'too solid' - 'don't move fast enough to catch the blur in the brain' before it's gone - yes that's sketching in the landscape with our changing English light. Fleeting flashes of sunlight or passing clouds on the sea or a hillside, pure drama . This is why so often I like to sketch in oils, it's possible to add the light back over darks, make major changes on the run. Trying to catch the blur in the brain.
Regular sketching plein air helps you build a visual vocabulary - a shorthand that helps you catch these things quickly - but never quickly enough!
Using a wide variety of marks makes the difference between the equivalent of cheapo Romantic Fiction and Literature. A varied language of marks in your head to draw on at need means it's easier to catch what interests you.
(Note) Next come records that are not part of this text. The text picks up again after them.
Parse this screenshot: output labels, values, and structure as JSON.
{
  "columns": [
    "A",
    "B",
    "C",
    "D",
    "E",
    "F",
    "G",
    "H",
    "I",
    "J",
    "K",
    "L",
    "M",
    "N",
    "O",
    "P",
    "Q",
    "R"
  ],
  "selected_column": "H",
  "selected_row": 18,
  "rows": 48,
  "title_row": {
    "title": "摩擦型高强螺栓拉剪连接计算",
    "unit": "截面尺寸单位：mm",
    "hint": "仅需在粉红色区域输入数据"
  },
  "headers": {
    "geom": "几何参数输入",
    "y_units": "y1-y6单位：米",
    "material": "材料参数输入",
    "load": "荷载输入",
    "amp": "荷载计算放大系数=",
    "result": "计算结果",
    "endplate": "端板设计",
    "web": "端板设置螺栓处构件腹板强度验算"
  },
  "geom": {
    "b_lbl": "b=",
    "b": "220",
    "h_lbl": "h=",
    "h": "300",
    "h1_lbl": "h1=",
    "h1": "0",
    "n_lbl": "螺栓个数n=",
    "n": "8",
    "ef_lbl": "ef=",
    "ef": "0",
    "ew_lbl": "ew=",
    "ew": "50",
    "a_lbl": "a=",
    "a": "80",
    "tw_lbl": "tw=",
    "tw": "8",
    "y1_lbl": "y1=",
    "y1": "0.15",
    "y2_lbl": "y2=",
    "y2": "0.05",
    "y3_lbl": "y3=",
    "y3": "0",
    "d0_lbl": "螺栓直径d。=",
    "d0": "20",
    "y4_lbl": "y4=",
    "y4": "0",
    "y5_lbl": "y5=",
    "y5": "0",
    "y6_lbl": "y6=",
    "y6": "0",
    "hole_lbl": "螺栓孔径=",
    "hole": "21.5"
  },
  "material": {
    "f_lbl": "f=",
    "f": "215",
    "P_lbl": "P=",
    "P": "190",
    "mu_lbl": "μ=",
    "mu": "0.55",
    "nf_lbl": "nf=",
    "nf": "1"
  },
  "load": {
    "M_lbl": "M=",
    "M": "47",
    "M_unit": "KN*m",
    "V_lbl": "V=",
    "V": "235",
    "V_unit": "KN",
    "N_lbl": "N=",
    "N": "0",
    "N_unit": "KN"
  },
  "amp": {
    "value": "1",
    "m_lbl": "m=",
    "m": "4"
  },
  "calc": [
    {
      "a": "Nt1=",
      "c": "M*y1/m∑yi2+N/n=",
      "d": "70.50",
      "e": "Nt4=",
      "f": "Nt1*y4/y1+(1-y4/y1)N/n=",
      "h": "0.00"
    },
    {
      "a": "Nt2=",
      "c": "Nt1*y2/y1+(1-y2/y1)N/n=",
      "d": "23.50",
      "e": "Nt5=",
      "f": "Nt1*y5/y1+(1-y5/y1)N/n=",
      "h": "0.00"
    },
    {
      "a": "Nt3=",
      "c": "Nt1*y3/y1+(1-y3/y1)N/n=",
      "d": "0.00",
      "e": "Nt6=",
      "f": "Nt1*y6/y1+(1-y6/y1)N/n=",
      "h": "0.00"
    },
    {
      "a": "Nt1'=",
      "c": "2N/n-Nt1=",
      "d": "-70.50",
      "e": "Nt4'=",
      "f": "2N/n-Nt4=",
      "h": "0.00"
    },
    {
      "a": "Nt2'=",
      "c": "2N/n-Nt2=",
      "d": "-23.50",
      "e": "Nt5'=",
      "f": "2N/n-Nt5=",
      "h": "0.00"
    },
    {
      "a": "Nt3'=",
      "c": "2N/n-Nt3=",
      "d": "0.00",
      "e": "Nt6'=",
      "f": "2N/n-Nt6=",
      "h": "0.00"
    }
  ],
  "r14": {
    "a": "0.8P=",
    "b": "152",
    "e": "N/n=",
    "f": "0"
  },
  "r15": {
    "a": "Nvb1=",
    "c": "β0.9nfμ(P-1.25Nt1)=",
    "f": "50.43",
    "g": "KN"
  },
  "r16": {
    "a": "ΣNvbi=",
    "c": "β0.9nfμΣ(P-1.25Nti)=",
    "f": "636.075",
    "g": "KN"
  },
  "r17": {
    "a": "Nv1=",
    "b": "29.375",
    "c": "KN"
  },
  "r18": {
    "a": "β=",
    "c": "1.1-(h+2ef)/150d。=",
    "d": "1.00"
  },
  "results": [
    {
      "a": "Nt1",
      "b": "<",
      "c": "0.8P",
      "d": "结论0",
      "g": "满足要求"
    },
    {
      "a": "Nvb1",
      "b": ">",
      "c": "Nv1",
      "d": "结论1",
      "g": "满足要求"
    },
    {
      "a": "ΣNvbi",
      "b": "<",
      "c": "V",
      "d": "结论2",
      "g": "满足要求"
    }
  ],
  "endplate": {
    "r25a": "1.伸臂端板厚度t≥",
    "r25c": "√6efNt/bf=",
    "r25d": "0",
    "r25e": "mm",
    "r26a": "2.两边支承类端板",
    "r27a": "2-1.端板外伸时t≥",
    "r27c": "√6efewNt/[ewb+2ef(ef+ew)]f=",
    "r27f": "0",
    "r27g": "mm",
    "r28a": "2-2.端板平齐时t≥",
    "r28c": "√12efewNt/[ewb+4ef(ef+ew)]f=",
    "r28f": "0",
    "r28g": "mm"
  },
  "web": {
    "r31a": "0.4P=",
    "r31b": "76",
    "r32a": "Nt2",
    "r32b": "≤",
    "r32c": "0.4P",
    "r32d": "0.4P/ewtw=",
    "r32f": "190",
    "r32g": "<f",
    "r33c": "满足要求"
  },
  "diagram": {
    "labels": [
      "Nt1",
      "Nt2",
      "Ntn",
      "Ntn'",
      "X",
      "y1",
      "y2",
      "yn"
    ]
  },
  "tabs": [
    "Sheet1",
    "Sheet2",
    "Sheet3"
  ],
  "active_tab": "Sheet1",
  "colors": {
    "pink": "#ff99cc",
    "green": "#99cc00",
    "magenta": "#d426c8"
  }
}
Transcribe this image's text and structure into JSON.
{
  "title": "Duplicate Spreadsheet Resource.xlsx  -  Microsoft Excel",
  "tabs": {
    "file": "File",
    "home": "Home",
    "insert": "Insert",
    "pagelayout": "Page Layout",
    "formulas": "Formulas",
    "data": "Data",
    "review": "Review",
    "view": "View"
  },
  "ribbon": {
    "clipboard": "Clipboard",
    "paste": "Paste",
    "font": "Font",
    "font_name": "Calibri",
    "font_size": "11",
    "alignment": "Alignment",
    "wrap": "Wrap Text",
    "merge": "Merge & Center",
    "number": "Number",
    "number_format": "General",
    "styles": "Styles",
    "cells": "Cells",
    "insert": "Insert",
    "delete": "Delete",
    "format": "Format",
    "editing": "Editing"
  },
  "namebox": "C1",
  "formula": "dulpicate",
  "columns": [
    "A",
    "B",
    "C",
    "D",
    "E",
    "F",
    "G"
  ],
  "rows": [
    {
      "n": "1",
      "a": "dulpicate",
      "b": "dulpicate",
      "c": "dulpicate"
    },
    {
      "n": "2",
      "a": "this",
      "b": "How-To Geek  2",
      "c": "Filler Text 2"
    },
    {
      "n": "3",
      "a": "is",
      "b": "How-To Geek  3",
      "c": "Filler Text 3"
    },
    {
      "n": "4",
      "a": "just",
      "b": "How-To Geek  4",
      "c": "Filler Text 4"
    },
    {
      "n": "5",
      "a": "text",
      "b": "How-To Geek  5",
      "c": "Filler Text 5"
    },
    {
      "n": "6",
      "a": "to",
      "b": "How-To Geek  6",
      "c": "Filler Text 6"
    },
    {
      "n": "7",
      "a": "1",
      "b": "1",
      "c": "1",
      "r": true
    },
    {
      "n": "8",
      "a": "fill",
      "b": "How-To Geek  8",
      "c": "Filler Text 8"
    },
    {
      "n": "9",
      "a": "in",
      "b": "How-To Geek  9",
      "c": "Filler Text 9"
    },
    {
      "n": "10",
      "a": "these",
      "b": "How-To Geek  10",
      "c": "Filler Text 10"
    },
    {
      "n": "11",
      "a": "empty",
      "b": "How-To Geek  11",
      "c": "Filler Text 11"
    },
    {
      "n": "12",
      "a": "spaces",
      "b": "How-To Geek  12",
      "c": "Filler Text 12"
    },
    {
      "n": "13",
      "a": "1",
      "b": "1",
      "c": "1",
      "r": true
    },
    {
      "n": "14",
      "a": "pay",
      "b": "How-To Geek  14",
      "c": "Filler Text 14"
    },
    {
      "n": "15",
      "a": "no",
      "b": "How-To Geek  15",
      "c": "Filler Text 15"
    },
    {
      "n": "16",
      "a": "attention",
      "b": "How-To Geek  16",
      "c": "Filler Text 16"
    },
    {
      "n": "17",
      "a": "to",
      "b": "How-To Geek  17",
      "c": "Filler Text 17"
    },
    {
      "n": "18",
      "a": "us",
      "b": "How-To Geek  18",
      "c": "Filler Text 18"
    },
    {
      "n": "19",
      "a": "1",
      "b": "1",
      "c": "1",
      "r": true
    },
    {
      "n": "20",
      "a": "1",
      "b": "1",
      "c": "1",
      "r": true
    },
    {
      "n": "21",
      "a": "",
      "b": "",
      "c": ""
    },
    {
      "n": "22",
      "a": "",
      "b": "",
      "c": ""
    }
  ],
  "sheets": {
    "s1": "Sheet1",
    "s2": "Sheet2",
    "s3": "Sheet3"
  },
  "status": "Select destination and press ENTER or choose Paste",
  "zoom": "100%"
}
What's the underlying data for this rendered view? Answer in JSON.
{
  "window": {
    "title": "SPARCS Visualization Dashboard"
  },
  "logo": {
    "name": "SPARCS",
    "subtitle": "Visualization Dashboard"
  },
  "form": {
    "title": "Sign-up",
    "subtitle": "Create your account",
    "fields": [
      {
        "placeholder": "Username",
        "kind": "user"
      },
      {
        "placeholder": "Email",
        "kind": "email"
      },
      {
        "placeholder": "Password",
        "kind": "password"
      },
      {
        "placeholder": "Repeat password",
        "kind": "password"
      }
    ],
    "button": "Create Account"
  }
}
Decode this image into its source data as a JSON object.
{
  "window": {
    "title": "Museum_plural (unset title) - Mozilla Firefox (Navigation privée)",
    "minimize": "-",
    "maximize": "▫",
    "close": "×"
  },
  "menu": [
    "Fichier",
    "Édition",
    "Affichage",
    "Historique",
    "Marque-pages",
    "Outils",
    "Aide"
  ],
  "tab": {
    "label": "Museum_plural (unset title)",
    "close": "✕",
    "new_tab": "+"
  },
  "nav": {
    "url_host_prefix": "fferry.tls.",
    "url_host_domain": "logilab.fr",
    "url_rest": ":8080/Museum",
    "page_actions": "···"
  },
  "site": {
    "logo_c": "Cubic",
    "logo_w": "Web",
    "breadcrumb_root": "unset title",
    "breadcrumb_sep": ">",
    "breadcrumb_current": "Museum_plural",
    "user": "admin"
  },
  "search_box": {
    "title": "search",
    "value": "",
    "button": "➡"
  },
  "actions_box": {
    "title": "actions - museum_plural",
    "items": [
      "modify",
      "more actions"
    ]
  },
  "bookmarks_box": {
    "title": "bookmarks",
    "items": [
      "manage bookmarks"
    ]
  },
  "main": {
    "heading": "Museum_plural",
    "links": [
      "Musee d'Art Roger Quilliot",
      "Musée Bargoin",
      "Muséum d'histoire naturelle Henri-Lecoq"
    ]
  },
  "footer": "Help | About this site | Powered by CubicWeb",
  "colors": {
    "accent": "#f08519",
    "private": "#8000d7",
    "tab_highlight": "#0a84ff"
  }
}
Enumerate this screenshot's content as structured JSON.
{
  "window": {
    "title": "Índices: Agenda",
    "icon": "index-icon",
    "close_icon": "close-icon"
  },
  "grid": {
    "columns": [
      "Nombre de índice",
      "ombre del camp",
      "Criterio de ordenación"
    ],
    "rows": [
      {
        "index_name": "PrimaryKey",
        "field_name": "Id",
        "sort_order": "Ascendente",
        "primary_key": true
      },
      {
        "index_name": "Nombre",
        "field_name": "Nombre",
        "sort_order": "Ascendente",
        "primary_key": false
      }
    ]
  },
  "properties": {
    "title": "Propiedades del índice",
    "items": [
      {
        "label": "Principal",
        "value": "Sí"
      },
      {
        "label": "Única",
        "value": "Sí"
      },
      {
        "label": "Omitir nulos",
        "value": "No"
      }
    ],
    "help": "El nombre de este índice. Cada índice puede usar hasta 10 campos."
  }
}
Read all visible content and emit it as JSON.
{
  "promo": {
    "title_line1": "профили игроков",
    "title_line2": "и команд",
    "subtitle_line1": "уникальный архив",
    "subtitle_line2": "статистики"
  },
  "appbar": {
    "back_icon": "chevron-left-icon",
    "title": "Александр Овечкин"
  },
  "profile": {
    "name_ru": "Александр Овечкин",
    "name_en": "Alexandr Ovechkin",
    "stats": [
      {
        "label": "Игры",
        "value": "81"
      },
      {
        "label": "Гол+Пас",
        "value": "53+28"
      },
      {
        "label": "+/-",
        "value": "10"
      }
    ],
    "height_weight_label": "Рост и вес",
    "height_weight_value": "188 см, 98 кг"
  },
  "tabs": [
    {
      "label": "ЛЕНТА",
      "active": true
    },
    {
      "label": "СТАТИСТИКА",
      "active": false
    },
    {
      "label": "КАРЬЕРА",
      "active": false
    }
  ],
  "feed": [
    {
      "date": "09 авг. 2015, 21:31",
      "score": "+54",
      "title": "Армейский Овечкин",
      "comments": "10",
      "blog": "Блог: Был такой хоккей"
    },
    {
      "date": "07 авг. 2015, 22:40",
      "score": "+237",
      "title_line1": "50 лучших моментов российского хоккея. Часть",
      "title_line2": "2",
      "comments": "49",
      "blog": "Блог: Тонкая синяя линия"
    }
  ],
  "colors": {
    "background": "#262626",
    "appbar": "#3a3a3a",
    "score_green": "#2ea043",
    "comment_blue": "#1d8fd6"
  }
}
I encourage students to 'play' in sketchbooks trying out all sorts of ways of using their paints, combining them, mixing unusual combinations of media to see what happens, using tools other than paintbrushes like twigs, credit cards, the edges of card, spray bottles, combs, splattering, flicking paint, scratching through, pouring, adding collage, varying the speed at which marks are made - a mark made faster is freer than a slow and careful mark, experiment with this etc etc etc ...... once learned they can use these as appropriate (but never simply as gimmicks please! ).
And the silence so important - the quiet parts of a painting that allow the busier parts to shine. It's so easy to lose the quiet areas with overworking.
Painting and Drawing is a language like French or English - a vocabulary of marks, colour, tone, line, shape, balance, intervals , edges, mass, composition, surface ..... anything else? I'm sure there are things I haven't listed :>) The bigger your vocabulary to use at need the easier to express what you want :>)